A kist of men’s members

Louise brought this up. Witchcraft, in seventeenth century Scotland, was not an organised professions with certification authorities, Worst Practice committees and the other appurtenances of the modern caring professions. Competence was more informally marked: the witch in this story kept a kist [chest, cf Swedish _kista_ ] of men’s members[1] to show she meant business. That detail, however, is omitted in Walter Scott’s retelling of the story (after the fold here).

fn1. Nowadays we’d say “a box of Hewitts”


bq.. Hector Munro … was … active in a similar conspiracy against the life of his own brother. The rites that he practised were of an uncouth, barbarous, and unusual nature. Hector, being taken ill, consulted on his case some of the witches or soothsayers, to whom this family appears to have been partial. The answer was unanimous that he must die unless the principal man of his blood should suffer death in his stead. It was agreed that the vicarious substitute for Hector must mean George Munro, brother to him by the half-blood (the son of the Katherine Lady Fowlis before commemorated).

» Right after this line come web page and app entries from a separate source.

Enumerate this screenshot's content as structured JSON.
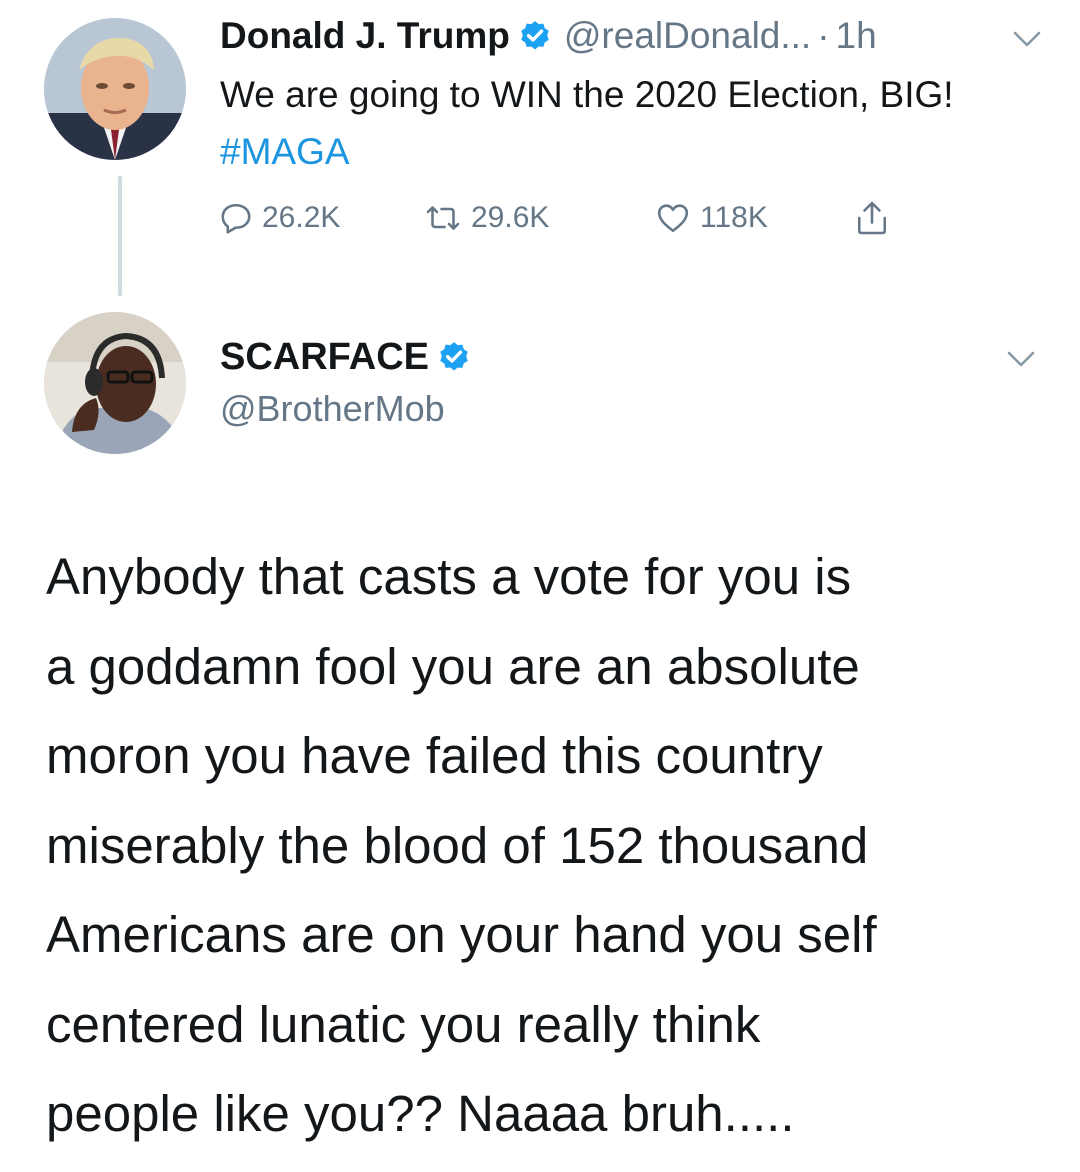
{
  "original_tweet": {
    "author_name": "Donald J. Trump",
    "handle": "@realDonald...",
    "separator": "·",
    "time": "1h",
    "text_main": "We are going to WIN the 2020 Election, BIG! ",
    "hashtag": "#MAGA",
    "replies": "26.2K",
    "retweets": "29.6K",
    "likes": "118K",
    "verified": true
  },
  "reply_tweet": {
    "author_name": "SCARFACE",
    "handle": "@BrotherMob",
    "verified": true,
    "text": "Anybody that casts a vote for you is\na goddamn fool you are an absolute\nmoron you have failed this country\nmiserably the blood of 152 thousand\nAmericans are on your hand you self\ncentered lunatic you really think\npeople like you?? Naaaa bruh....."
  },
  "icons": {
    "verified": "verified-badge-icon",
    "chevron": "chevron-down-icon",
    "reply": "reply-icon",
    "retweet": "retweet-icon",
    "like": "heart-icon",
    "share": "share-icon"
  },
  "colors": {
    "text": "#14171a",
    "secondary": "#657786",
    "link": "#1b95e0",
    "verified": "#1da1f2",
    "thread_line": "#cfd9de"
  }
}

Hector sent at least seven messengers for this young man, refusing to receive any of his other friends till he saw the substitute whom he destined to take his place in the grave. When George at length arrived, Hector, by advice of a notorious witch, called Marion MacIngarach, and of his own foster-mother, Christian Neil Dalyell, received him with peculiar coldness and restraint. He did not speak for the space of an hour, till his brother broke silence and asked, “How he did?” Hector replied, “That he was the better George had come to visit him,” and relapsed into silence, which seemed singular when compared with the anxiety he had displayed to see his brother; but it was, it seems, a necessary part of the spell.

After midnight the sorceress Marion MacIngarach, the chief priestess or Nicneven of the company, went forth with her accomplices, carrying spades with them. They then proceeded to dig a grave not far from the seaside, upon a piece of land which formed the boundary betwixt two proprietors. The grave was made as nearly as possible to the size of their patient Hector Munro, the earth dug out of the grave being laid aside for the time. After ascertaining that the operation of the charm on George Munro, the destined victim, should be suspended for a time, to avoid suspicion, the conspirators proceeded to work their spell in a singular, impressive, and, I believe, unique manner. The time being January, 1588, the patient, Hector Munro, was borne forth in a pair of blankets, accompanied with all who were entrusted with the secret, who were warned to be strictly silent till the chief sorceress should have received her information from the angel whom they served.

Hector Munro was carried to his grave and laid therein, the earth being filled in on him, and the grave secured with stakes as at a real funeral. Marion MacIngarach, the Hecate of the night, then sat down by the grave, while Christian Neil Dalyell, the foster-mother, ran the breadth of about nine ridges distant, leading a boy in her hand, and, coming again to the grave where Hector Munro was interred alive, demanded of the witch which victim she would choose, who replied that she chose Hector to live and George to die in his stead. This form of incantation was thrice repeated ere Mr. Hector was removed from his chilling bed in a January grave and carried home, all remaining mute as before.

The consequence of a process which seems ill-adapted to produce the former effect was that Hector Munro recovered, and after the intervention of twelve months George Munro, his brother, died. Hector took the principal witch into high favour, made her keeper of his sheep, and evaded, it is said, to present her to trial when charged at Aberdeen to produce her. Though one or two inferior persons suffered death on account of the sorceries practised in the house of Fowlis, the Lady Katharine and her stepson Hector had both the unusual good fortune to be found not guilty.

Mr. Pitcairn remarks that the juries, being composed of subordinate persons not suitable to the rank or family of the person tried, has all the appearance of having been packed on purpose for acquittal. It might also, in some interval of good sense, creep into the heads of Hector Munro’s assize that the enchantment being performed in January, 1588, and the deceased being only taken ill of his fatal disease in April 1590, the distance between the events might seem too great to admit the former being regarded as the cause of the latter.

p. From Sir Walter Scott, “Letters on Demonology and Witchcraft”. With thanks to Louise, who introduced me to the story. I have reparagraphed, and left out Lady Katharine Foulis’ attempts to murder her stepson with less baroque witchcraft. The whole story is “here”:http://www.sacred-texts.com/pag/scott/lodw05.htm for the curious. As near as I can work out, this all took place about ten years before _Macbeth_ was written.

This entry was posted in God. Bookmark the permalink.

3 Responses to A kist of men’s members

  1. Garry Nixon says:

    There was a mention in this morning’s “Guardian”:http://education.guardian.co.uk/higher/artsandhumanities/story/0,12241,1380254,00.html of witches putting fellas’ members in a box (or, oddly enough, birds’ nests). Better than letters after your name, eh?

  2. Mike Durham says:

    What would be the modern doctor’s trophy equivalent of a kist of men’s members?

  3. acb says:

    A set of letters after her name. I hope. It rather depends on the sort of doctor.

Comments are closed.